Toronto -- On July 4, 2002, Sarah Phillips was checking in at Los Angeles International Airport for her trip home to Canada after a vacation with friends. The first flight she could get to arrive in time for her grandson's birthday was a connection through Toronto offered by the Israel-based airline, El Al. Read More >>

crash set a new course: The collision of two airliners over the grand canyon 50 years ago led to an overhaul of the nation's antiquated air traffic control system

By Jennifer Oldham, June 3, 2006

On a day that would transform aviation history, fog hung over Los Angeles International Airport. But it did nothing to dampen the festive mood as passengers lined up eager to start their Fourth of July holiday. At one ticket counter, 64 checked in for Trans World Airlines Flight 2 to Kansas City, Mo. Next door, 53 registered for United Airlines' Chicago-bound Flight 718. Read More >>

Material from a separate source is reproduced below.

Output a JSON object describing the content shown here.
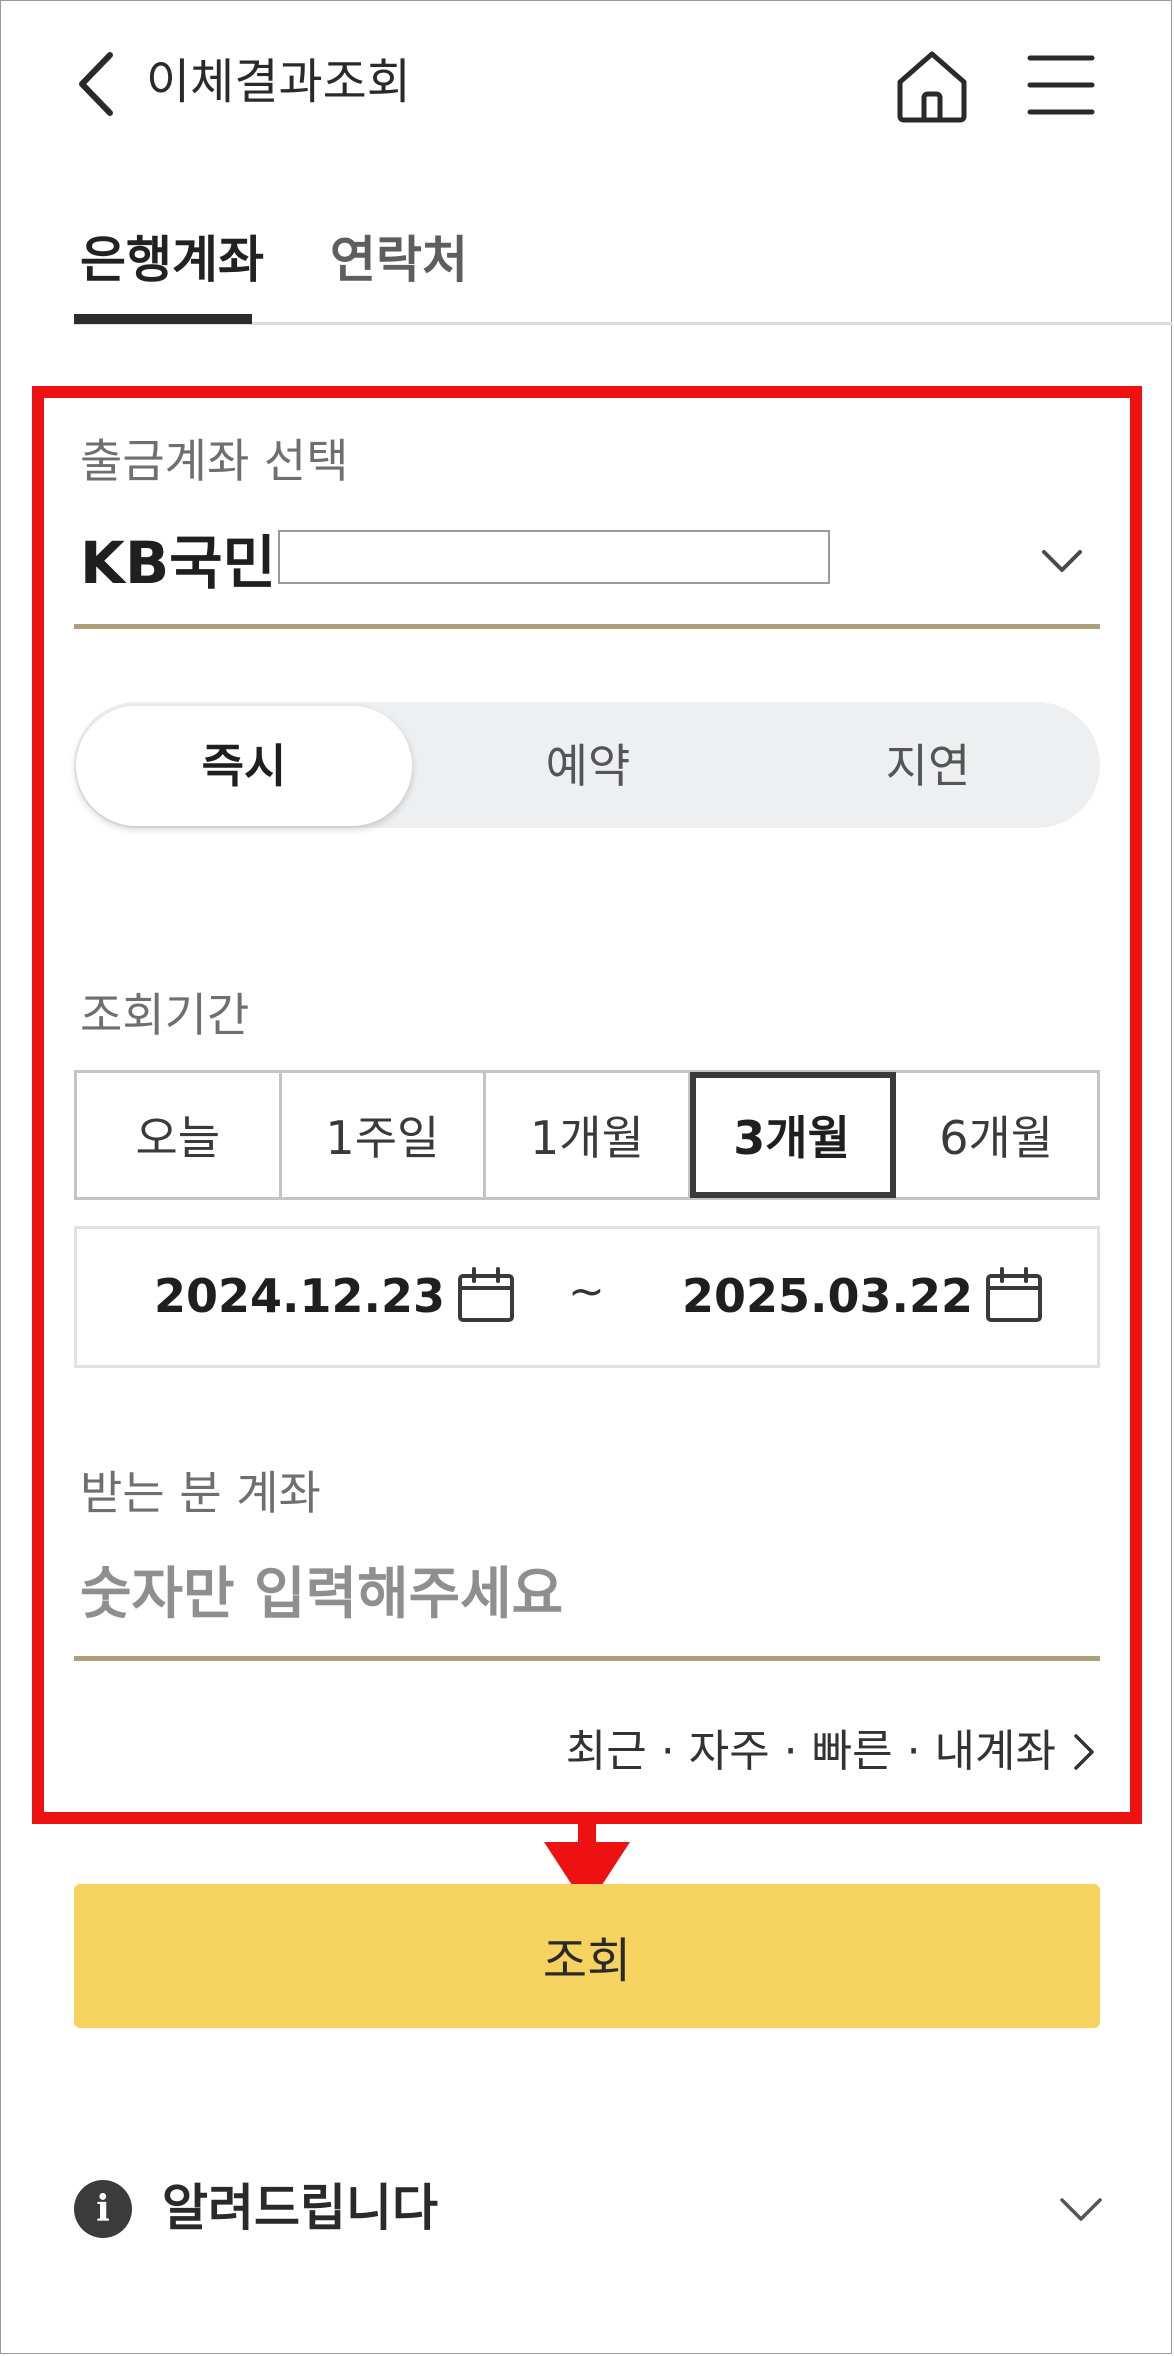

close calls on lax runways high despite attempts to reduce them: the faa is pushing a $1.5-billion plan to improve safety by altering the airport's layout

By Jennifer Oldham, November 24, 2005

Years of efforts to improve runway safety at Los Angeles International Airport have failed to reduce close calls between airplanes on its four busy runways, a Times review of federal records shows. Read More>>


By Jennifer Oldham, July 28, 2005

The warning was urgent. "There's a wheel from a tug rolling onto 25R," cautioned an airline pilot over the radio at Los Angeles International Airport. "It's on the runway? What part?" asked a surprised air traffic controller, who scanned the airfield for the cart tire. "It's still rolling," replied the pilot." "OK, it's still rolling," repeated the controller, who by now spotted the 30-pound wheel, but could only watch helplessly from the tower as it skittered past a taxiway. Read More >>

U.S. Agency Bungled Airport Hiring; LAX and other major facilities move to recheck screeners for criminal backgrounds

By Jennifer Oldham, May 16, 2003

In its rush to get a screener work force in place last fall, the federal aviation security agency lost background questionnaires, failed to run some employee fingerprints through a national crime database and was unable to complete background checks, according to interviews with airport and security officials. Read More >>

faulty furnaces set scores of fires, weren't recalled: Safety: thousands of homes in the state have such units

By Jennifer Oldham, September 27, 2000

Defective attic furnaces manufactured by a now-bankrupt firm have caused scores of residential fires in California in the last decade, fire inspectors and federal investigators said. Hundreds of thousands of unsuspecting homeowners may be at risk from these furnaces, made by Indiana-based Consolidated Industries and sold under various brand names in California from 1984 to 1992, these sources said. Read More >>

the hechinger report